TASK:
For each line in the data below that has the word "veneco", copy that line.

DATA UNDER STUDY:
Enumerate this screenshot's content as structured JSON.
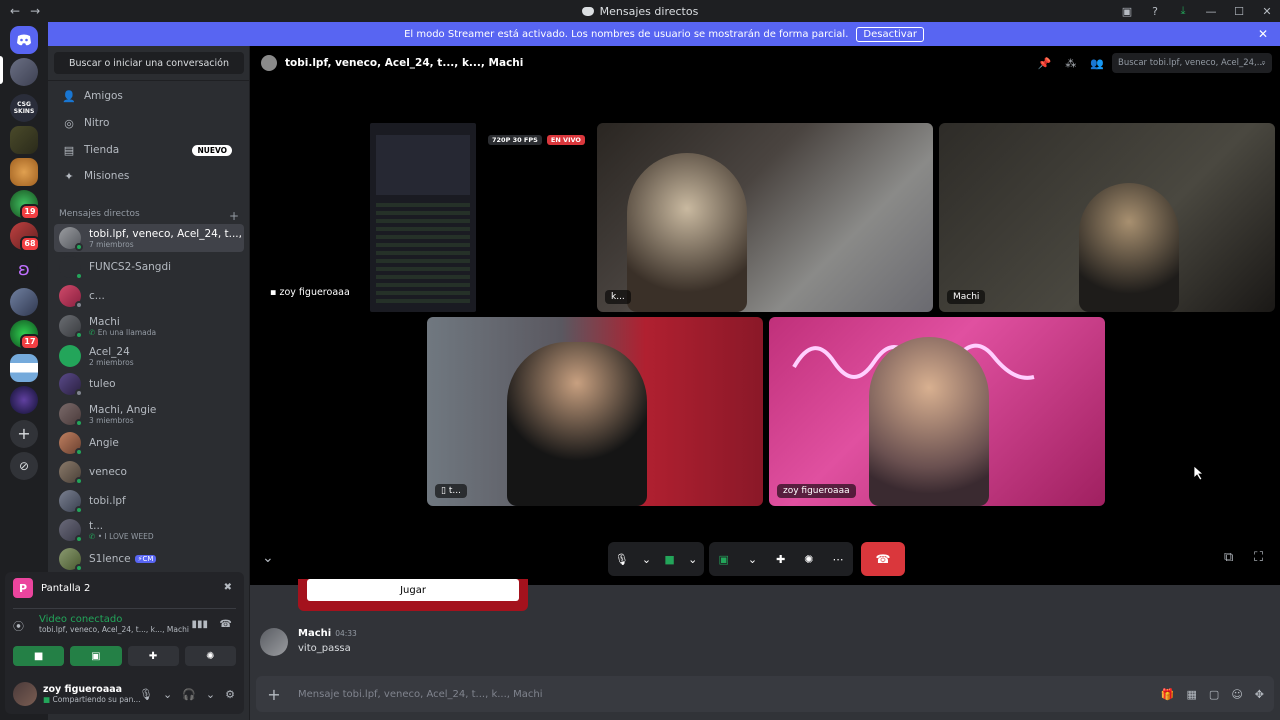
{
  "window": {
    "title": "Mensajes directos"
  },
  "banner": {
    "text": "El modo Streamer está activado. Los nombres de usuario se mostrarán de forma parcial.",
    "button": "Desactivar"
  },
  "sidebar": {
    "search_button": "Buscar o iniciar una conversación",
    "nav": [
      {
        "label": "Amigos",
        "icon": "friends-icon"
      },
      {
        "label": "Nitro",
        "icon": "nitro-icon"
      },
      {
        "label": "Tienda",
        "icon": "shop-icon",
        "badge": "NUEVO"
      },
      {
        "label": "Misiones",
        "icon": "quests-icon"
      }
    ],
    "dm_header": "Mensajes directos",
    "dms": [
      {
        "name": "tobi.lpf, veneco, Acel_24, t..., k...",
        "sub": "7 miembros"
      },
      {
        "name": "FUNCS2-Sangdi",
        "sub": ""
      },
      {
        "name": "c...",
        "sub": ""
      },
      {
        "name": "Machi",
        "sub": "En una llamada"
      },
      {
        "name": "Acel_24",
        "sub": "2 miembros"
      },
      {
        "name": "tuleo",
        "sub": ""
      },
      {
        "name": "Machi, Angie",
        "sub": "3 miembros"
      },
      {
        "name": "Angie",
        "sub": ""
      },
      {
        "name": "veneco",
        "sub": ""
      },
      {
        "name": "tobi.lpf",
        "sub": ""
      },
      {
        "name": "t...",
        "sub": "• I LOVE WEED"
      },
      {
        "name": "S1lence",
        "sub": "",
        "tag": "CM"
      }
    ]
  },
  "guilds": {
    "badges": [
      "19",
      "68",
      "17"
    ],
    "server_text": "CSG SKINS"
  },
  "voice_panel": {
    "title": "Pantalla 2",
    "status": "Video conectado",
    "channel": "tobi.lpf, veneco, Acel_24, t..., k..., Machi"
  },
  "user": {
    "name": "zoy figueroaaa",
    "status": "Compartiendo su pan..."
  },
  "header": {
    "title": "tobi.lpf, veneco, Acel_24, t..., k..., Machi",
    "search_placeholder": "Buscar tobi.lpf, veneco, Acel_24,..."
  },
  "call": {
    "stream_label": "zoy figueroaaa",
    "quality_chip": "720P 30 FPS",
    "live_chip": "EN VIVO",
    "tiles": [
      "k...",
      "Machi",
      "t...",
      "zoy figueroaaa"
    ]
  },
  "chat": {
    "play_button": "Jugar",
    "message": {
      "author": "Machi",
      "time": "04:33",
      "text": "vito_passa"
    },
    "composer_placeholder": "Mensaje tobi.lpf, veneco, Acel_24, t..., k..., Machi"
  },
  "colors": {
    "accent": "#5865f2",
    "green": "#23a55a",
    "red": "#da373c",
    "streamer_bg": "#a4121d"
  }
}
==
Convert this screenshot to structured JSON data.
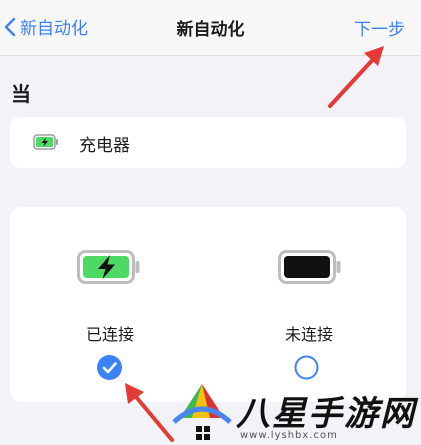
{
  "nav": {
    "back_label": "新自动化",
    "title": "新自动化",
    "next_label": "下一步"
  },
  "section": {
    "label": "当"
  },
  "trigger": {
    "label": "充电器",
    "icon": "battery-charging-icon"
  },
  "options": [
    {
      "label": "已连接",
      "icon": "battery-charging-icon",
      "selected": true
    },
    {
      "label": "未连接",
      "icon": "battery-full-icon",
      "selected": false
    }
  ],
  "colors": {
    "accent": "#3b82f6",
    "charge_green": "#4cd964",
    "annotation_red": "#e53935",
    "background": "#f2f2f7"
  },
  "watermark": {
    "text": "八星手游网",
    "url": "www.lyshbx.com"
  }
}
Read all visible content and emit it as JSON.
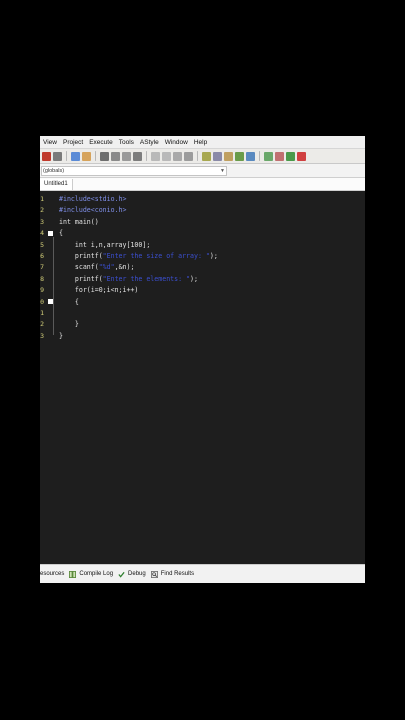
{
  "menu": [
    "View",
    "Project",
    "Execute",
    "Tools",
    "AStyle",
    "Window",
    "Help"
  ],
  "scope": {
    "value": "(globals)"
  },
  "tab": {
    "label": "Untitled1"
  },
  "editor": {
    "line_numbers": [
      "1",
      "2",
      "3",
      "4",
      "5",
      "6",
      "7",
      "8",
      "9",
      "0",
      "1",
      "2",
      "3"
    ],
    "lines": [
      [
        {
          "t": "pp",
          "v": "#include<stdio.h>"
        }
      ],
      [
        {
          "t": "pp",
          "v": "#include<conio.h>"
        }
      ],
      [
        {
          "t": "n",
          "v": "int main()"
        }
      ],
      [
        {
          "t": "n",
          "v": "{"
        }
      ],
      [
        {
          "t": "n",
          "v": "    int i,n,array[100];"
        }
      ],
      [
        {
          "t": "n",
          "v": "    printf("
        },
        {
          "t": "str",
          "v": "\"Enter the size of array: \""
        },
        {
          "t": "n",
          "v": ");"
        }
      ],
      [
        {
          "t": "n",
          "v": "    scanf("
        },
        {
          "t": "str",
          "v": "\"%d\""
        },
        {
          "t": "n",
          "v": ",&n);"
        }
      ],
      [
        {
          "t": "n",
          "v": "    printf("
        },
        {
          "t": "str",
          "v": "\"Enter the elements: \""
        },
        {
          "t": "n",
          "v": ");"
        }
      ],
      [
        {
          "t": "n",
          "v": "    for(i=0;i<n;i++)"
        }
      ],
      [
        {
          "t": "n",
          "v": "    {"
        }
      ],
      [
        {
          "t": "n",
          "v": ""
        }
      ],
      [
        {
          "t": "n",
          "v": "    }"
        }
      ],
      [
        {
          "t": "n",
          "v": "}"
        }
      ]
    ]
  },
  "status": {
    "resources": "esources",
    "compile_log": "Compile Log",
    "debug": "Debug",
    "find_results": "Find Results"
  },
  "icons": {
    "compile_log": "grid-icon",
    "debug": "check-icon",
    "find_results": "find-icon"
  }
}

WRITTEN ANSWER:
        "name": "tobi.lpf, veneco, Acel_24, t..., k...",
        "name": "veneco",
    "channel": "tobi.lpf, veneco, Acel_24, t..., k..., Machi"
    "title": "tobi.lpf, veneco, Acel_24, t..., k..., Machi",
    "search_placeholder": "Buscar tobi.lpf, veneco, Acel_24,..."
    "composer_placeholder": "Mensaje tobi.lpf, veneco, Acel_24, t..., k..., Machi"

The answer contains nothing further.